However, if like us, you find these kinds of things a little tacky and manufactured you can always head to 1 of the 3 beaches which line the coast. All transport on the island is free so grab one of the regular buses and head along to the more secluded Tanjong for a spot of sand and sun.
To get onto the island you can take a cable car which also runs up to the Faber Peak lookout point in the opposite direction but tickets are quite pricey at $29 per person.
You can also take the Sentosa Express monorail near the MRT station which has just 4 stops and costs a flat $4 fee to enter, deductible from any transport card. Equally, just walk over the bridge and pay the $2 admission fee.
MRT: HarborFront - then cross the bridge or take the MonoRail
Singapore Botanic Gardens
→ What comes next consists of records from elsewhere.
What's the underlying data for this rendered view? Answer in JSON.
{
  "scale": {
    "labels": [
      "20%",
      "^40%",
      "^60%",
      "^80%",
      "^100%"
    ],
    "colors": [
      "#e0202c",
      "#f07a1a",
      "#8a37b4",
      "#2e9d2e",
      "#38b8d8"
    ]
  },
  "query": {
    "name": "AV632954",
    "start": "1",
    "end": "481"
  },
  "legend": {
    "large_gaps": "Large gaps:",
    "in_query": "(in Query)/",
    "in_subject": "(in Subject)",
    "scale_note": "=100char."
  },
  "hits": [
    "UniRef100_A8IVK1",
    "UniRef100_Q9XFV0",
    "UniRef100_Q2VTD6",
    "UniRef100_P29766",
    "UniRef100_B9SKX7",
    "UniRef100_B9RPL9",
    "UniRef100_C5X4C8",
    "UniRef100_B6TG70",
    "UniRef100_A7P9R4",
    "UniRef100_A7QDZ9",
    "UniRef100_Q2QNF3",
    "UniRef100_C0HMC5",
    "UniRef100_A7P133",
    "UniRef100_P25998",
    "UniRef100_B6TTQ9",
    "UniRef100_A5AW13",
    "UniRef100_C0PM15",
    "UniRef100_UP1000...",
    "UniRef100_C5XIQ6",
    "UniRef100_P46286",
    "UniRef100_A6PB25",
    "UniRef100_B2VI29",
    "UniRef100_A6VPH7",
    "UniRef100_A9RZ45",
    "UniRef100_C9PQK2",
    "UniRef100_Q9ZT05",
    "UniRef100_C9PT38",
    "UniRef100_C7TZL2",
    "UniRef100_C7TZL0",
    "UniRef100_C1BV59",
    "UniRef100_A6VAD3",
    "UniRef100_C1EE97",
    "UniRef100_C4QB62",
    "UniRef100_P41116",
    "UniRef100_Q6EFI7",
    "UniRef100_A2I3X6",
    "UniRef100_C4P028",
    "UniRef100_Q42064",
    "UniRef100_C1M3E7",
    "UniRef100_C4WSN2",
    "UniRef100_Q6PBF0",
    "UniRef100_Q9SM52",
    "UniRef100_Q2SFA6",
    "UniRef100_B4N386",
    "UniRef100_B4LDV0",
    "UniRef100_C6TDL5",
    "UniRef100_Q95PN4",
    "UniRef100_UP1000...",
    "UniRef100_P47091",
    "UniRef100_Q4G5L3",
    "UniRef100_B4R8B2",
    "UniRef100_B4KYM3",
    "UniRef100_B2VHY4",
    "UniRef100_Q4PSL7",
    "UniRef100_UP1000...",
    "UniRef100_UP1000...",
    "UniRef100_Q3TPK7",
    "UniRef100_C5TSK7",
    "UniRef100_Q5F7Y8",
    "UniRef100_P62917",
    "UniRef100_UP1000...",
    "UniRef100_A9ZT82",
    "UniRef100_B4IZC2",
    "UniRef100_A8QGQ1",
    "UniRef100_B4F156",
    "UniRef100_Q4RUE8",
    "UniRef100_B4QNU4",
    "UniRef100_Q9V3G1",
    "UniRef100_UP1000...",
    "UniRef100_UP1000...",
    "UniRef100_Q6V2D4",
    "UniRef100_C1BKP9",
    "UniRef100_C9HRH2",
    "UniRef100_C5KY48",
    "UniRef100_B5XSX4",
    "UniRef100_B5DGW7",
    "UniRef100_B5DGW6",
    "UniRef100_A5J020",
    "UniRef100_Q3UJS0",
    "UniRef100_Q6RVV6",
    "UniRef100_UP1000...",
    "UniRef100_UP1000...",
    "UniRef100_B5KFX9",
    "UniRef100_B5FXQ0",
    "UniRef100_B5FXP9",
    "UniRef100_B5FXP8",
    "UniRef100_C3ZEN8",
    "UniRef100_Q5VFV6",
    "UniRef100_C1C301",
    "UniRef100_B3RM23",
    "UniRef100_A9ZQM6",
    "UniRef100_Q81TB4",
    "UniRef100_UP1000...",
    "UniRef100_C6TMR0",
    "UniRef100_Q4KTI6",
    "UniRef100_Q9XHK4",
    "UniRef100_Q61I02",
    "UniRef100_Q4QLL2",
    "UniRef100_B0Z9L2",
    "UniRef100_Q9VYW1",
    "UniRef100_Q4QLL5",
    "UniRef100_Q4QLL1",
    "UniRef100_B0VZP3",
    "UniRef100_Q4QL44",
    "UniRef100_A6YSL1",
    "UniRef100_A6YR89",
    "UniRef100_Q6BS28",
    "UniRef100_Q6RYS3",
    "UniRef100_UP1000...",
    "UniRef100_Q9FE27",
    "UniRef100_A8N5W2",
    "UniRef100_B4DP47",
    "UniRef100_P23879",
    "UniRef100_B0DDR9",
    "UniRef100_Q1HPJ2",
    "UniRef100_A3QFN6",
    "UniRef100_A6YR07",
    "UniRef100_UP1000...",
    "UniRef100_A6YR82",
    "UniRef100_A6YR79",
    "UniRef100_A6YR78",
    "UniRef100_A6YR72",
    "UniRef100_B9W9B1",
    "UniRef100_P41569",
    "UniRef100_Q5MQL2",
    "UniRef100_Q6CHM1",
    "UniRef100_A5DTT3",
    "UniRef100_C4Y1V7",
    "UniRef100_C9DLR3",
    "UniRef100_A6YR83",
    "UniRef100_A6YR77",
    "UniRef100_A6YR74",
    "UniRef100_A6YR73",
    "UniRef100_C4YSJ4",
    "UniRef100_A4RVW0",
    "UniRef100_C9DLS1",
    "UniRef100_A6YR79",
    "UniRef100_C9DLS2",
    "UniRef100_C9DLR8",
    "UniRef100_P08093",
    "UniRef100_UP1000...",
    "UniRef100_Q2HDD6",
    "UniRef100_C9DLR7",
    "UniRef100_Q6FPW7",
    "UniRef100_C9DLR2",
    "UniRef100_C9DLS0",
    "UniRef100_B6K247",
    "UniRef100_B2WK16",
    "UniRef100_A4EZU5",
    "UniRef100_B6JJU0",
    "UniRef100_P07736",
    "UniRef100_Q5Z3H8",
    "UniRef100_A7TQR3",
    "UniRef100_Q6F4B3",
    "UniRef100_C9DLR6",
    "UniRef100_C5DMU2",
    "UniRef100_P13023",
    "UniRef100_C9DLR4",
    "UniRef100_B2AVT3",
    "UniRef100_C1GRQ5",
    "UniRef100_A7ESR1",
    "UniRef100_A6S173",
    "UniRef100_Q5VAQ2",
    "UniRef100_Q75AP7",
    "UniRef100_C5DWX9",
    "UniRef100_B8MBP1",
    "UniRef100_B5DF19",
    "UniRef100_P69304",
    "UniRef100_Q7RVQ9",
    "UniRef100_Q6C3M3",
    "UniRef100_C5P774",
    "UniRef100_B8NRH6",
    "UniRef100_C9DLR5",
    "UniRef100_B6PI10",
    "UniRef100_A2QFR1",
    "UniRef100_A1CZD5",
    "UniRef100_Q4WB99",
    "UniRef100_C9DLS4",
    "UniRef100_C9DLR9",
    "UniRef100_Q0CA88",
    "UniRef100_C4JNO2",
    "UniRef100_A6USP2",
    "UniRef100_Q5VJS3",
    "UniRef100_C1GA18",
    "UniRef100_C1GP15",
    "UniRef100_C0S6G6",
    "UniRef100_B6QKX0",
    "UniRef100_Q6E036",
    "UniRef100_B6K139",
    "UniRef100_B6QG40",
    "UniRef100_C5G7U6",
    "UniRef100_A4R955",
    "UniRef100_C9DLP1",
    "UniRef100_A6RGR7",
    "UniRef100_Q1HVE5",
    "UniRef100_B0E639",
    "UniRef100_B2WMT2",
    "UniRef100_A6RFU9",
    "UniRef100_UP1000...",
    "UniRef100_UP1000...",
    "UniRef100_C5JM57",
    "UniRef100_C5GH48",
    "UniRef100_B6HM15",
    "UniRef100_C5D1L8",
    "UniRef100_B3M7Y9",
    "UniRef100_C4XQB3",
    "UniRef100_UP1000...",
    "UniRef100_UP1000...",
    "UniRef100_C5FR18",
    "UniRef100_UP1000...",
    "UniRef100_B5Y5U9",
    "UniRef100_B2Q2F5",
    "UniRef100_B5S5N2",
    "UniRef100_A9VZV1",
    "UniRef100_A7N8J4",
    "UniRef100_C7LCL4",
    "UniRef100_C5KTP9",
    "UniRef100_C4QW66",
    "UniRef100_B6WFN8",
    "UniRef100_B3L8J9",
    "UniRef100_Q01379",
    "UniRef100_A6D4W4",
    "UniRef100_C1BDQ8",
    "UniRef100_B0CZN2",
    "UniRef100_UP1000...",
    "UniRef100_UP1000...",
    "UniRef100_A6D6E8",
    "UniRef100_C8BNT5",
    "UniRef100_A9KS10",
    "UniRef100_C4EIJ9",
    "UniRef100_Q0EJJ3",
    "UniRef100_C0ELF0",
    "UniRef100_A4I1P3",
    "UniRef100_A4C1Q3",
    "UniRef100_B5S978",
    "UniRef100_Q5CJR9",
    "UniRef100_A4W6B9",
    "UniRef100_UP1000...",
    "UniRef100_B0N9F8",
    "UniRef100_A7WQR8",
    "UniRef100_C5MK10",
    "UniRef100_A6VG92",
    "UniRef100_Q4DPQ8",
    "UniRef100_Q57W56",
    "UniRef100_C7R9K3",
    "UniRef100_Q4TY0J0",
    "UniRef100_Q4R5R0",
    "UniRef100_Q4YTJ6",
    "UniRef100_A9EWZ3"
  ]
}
If you're looking for a slice of tranquillity in the big city then head over to the wonderful Botanic Gardens for a relaxing stroll. The 82-hectare long stretch is home to over 10,000 species of flora and stretches out, north to south, for around 2.5 km.
There's no admission fee unless you want to visit the National Orchid Centre and the gardens are open from 5am to midnight daily.
The gardens vary from wide open spaces to lakes and more secluded themed gardens so it can really feel like you've left the city behind for a little while.
Don't miss the Ginger Garden and Tropical Rainforest area when you visit and be sure to pick up a map at the entrance to help you find your way around.
If you get hungry or thirsty as you explore there are 3 different restaurants within the gardens but they tend to be on the pricey side. We found the centrally located Casa Verde fine for a coffee and snack but you can always refill your water bottle at one of the many water fountains in the gardens.
MRT: Botanical Gardens
Top Tip: Download this article as a self-guided walking tour on your smartphone. Check out our Singapore city walk on gpsmycity.com
Health in Singapore
The numbers for the emergency services in Singapore are:
Insurance - make sure you are covered by good travel insurance before visiting Singapore as with anywhere. Healthcare is excellent but can prove very costly over prolonged periods.
Vaccinations - seek the advice of your healthcare provider before travelling to Singapore to check for any specific vaccinations or boosters you'll need. Most people shouldn't need to worry about just staying for a few days. Further advice can be found on the Fit4Travel website (UK).
Malaria - there is a very low to zero risk status for Singapore but Dengue Fever is endemic to the region. The general advice is to take the usual precautions to avoid mosquito bites. If you think you are in a higher risk category seek advice before you go as above.
Tap Water - is safe to drink in Singapore. Remember to stay well hydrated in the high humidity.
Food - hygiene standards are very high in Singapore but when eating out use your common sense and avoid anywhere that looks unclean or poorly maintained.
Weather in Singapore
Singapore has a very consistent monsoon climate all year round which makes the weather less of a consideration when deciding to visit. Being just 1 degree (137 km) north of the equator provides this steady weather pattern but rain is also common throughout the year so take a brolly or a good raincoat.
The temperature will fluctuate between the mid-twenties and low thirties from day to night regardless of the month or season. Stifling humidity is more likely to affect you during a visit to Singapore. It can reach 100% during heavy rainstorms and hang around 90% very often.